What I find troubling about the government is that at every turn we have a Prime Minister and a government that not only stymies Parliament and attacks this institution, but it attacks the public service, the courts and the Charter of Rights and Freedoms.

This is an historic decision by Parliament, by the committee, to find the government in contempt. It is the first time in the history of Canadian Parliament that a government has been found to be in contempt of Parliament. It is the first time in the history of the British parliamentary system that a government has been found to be in contempt of Parliament.

This is not a good moment in Canadian history. This is a sad moment in Canadian history. It is sad for our Parliament and for Canadian citizens.

At a time when Canada should be doing more to help a troubled world build a more peaceful and stable democratic world, it has never been more important that we defend these democratic institutions that keep us free here in Canada. We will lose our moral authority to make a difference in the world and help it achieve a more peaceful and democratic future if we do not passionately demonstrate the importance of those institutions here at home.

We fully expect that the House will concur with the findings of the committee and we hope that this will help Canadians understand the importance of defending these institutions. We hope that members of the Conservative Party will wake up and recognize their responsibilities and join with us today in standing up for the people who elect us and not defend a government that is once again shutting down this Parliament and denying us the right and responsibility we have to defend the interests of Canadians.

Procedure and House Affairs
Committees of the House
Routine Proceedings

3:55 p.m.

Conservative

Harold Albrecht Kitchener—Conestoga, ON

Madam Speaker, it is a true travesty that we are spending this time dealing with this motion today.

Last week was a constituency week when members of Parliament should have been in their ridings hearing from their constituents who sent them here to represent them, but instead there was a motion that required the procedure and House affairs committee to spend three days on hearings.
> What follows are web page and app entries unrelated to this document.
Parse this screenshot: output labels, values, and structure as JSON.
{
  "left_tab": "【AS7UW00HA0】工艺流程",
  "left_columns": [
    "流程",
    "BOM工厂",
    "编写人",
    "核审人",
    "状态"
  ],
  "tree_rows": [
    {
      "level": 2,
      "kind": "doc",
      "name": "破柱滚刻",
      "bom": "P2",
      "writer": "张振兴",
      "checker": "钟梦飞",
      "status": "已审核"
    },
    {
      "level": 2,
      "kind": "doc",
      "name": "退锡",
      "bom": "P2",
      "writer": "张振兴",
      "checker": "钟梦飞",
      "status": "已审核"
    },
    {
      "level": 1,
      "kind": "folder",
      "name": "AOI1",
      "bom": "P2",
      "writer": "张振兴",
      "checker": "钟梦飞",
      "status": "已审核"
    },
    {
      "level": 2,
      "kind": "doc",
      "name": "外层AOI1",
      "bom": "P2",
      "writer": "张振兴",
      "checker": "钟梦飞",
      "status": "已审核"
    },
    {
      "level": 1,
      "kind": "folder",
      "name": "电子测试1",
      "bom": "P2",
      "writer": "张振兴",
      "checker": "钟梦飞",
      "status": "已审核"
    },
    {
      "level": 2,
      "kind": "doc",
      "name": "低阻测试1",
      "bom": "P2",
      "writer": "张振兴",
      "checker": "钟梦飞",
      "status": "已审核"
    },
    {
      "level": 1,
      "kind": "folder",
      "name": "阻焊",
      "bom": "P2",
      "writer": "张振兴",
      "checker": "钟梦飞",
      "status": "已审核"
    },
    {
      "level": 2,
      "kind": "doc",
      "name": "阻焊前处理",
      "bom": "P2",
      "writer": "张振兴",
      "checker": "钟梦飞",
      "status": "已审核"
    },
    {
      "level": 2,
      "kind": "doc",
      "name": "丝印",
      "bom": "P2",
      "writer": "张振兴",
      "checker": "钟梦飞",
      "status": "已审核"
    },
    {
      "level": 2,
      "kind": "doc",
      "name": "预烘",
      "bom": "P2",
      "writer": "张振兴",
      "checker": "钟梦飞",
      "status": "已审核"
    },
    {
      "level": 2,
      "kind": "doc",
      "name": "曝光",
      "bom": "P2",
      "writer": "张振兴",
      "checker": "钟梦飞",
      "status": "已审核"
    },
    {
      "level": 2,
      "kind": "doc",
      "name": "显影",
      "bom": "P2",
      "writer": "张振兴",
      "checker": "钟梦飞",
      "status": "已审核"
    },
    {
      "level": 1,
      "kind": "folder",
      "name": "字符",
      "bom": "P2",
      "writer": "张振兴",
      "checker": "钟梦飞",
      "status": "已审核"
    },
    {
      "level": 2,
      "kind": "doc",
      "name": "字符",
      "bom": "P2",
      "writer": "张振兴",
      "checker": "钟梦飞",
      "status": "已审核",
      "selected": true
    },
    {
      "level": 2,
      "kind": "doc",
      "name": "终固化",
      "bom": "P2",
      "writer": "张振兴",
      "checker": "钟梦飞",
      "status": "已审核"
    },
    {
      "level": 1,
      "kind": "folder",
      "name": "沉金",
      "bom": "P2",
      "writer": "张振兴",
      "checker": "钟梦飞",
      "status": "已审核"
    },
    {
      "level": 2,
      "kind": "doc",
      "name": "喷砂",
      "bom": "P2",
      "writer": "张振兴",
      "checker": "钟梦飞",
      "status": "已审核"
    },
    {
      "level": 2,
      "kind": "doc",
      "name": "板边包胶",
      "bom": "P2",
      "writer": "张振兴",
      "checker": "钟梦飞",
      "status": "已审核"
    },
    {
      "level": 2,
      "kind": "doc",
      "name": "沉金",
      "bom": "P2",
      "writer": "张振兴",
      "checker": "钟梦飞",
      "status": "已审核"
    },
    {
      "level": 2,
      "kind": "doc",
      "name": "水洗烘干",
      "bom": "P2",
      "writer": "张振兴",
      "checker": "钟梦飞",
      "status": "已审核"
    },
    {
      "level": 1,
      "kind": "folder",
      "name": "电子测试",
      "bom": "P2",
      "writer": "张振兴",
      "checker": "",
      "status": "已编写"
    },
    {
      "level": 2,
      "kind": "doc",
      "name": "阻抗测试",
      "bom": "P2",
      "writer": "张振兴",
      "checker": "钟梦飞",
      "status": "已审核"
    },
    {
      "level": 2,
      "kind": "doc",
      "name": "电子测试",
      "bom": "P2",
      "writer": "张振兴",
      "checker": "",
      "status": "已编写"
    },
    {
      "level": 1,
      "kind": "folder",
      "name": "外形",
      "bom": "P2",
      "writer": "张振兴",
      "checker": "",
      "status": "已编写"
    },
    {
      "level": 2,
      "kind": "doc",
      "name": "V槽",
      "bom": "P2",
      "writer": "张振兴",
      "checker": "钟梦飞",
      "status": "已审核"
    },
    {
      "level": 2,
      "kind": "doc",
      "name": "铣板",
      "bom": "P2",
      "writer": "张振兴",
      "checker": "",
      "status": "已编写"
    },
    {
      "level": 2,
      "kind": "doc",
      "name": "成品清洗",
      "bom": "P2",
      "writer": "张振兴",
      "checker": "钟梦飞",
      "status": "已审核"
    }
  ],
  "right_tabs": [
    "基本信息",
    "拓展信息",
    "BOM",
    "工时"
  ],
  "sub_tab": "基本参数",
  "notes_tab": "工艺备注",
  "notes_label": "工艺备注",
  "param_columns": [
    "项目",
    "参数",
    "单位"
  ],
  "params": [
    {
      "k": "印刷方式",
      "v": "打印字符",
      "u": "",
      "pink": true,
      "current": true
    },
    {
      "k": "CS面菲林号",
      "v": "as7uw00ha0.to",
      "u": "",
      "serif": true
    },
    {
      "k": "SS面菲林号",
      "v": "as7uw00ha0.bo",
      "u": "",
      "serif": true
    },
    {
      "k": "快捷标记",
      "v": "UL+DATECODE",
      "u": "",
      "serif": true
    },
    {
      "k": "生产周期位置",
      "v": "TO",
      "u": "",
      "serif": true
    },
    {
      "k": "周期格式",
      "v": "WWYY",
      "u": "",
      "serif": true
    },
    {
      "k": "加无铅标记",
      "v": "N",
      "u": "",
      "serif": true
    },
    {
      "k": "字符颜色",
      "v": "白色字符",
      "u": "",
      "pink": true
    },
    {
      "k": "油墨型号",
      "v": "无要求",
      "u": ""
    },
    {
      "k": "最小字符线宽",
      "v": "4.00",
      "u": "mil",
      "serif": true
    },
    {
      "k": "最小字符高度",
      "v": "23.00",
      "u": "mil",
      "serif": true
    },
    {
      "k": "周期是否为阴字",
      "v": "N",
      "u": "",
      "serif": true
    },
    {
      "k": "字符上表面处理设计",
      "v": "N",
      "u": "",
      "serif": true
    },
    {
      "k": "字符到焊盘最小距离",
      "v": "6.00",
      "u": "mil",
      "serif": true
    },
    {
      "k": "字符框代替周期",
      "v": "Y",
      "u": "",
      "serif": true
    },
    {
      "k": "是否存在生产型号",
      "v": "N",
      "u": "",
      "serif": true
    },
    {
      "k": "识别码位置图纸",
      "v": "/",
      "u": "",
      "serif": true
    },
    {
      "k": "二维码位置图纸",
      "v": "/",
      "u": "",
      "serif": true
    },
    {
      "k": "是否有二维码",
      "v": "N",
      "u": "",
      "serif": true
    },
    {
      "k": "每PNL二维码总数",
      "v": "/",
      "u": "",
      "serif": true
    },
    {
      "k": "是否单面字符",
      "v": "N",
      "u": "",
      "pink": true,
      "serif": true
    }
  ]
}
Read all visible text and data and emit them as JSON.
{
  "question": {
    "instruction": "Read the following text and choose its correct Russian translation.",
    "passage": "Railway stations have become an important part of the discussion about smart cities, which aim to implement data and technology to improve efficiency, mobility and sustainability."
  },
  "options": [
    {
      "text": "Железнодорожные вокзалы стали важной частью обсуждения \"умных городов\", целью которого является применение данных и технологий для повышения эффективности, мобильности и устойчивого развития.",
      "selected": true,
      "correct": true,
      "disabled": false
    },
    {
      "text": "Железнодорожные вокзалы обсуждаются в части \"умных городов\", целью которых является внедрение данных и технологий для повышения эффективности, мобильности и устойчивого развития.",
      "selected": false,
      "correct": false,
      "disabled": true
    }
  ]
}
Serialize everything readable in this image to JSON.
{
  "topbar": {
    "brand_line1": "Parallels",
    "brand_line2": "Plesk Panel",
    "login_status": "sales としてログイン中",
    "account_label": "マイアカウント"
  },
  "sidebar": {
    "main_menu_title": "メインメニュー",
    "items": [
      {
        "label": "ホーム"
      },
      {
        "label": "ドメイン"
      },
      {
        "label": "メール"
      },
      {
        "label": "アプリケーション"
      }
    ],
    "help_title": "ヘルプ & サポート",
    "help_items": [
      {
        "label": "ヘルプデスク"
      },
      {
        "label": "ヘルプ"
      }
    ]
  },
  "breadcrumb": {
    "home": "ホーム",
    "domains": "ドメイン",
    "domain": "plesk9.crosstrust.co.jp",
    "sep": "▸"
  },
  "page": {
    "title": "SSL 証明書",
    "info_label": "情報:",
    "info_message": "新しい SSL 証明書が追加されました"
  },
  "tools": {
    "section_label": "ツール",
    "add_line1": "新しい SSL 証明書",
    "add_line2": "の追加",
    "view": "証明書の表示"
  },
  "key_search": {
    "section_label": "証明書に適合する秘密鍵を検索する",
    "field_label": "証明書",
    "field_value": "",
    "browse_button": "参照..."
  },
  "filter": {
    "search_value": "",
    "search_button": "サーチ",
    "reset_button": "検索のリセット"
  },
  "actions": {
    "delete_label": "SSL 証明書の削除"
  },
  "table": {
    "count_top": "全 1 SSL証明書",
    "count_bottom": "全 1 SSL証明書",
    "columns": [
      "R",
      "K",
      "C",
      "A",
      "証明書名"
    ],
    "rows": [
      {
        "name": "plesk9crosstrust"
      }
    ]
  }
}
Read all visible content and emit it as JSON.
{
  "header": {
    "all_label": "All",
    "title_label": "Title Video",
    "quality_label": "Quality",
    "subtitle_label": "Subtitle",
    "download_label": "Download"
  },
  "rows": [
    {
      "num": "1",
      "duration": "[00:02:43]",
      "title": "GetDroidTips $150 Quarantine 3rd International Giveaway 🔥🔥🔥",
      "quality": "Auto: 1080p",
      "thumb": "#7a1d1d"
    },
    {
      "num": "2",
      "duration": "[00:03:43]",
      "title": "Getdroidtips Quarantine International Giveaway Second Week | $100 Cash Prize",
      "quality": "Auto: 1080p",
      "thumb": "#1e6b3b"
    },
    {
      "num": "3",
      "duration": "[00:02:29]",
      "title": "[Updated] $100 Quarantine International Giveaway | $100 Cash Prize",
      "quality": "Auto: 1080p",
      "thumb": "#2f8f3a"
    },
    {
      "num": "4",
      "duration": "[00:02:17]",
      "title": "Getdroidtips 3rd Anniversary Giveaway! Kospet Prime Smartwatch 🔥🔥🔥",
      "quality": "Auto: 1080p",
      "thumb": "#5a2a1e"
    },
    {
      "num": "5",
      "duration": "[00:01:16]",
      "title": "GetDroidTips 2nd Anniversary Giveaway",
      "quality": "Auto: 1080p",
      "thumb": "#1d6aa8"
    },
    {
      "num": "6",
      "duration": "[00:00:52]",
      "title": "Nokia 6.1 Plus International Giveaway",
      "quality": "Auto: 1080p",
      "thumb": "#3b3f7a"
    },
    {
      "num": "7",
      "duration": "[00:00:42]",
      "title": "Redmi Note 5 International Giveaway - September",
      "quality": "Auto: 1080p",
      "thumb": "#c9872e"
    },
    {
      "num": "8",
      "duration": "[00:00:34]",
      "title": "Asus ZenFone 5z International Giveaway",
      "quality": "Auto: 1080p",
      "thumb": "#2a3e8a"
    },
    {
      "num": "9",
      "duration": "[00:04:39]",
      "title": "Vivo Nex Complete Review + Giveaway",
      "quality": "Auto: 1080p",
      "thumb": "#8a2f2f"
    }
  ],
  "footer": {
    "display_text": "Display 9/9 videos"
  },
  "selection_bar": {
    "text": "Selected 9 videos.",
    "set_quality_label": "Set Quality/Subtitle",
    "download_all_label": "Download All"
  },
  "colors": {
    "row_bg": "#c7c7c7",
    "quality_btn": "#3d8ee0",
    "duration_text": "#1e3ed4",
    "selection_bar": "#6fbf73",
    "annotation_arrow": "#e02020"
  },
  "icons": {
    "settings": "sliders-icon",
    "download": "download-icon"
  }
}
During that time, we heard from multiple witnesses. Three ministers of the Crown appeared. With less than a day's notice, two of them appeared for a second time to answer the questions that were asked of them by committee members. Many other witnesses appeared. Hundreds of thousands of dollars were spent in convening our procedure and House affairs committee last week.

At the end of those hearings, that opposition member and his coalition partners presented a motion to the committee. I want members to listen carefully to the motion, which read, “that they would not allow any summary of evidence to be presented in that report”, after two full days of hearings and hundreds of thousands of dollars to get those witnesses here, as well as all of the required material that was prepared for it. At the end of that time, they had the audacity to ask that no summary of evidence be included in, what they said could be a maximum, two-page report.

How can the member stand here and defend democracy when, at the end of a two-day hearing, he actually asked that no summary of evidence be included in the record? Then, because the opposition members had the majority, they could pass any motion they wanted to pass. Of course they would pass the motion. How can that be called democracy?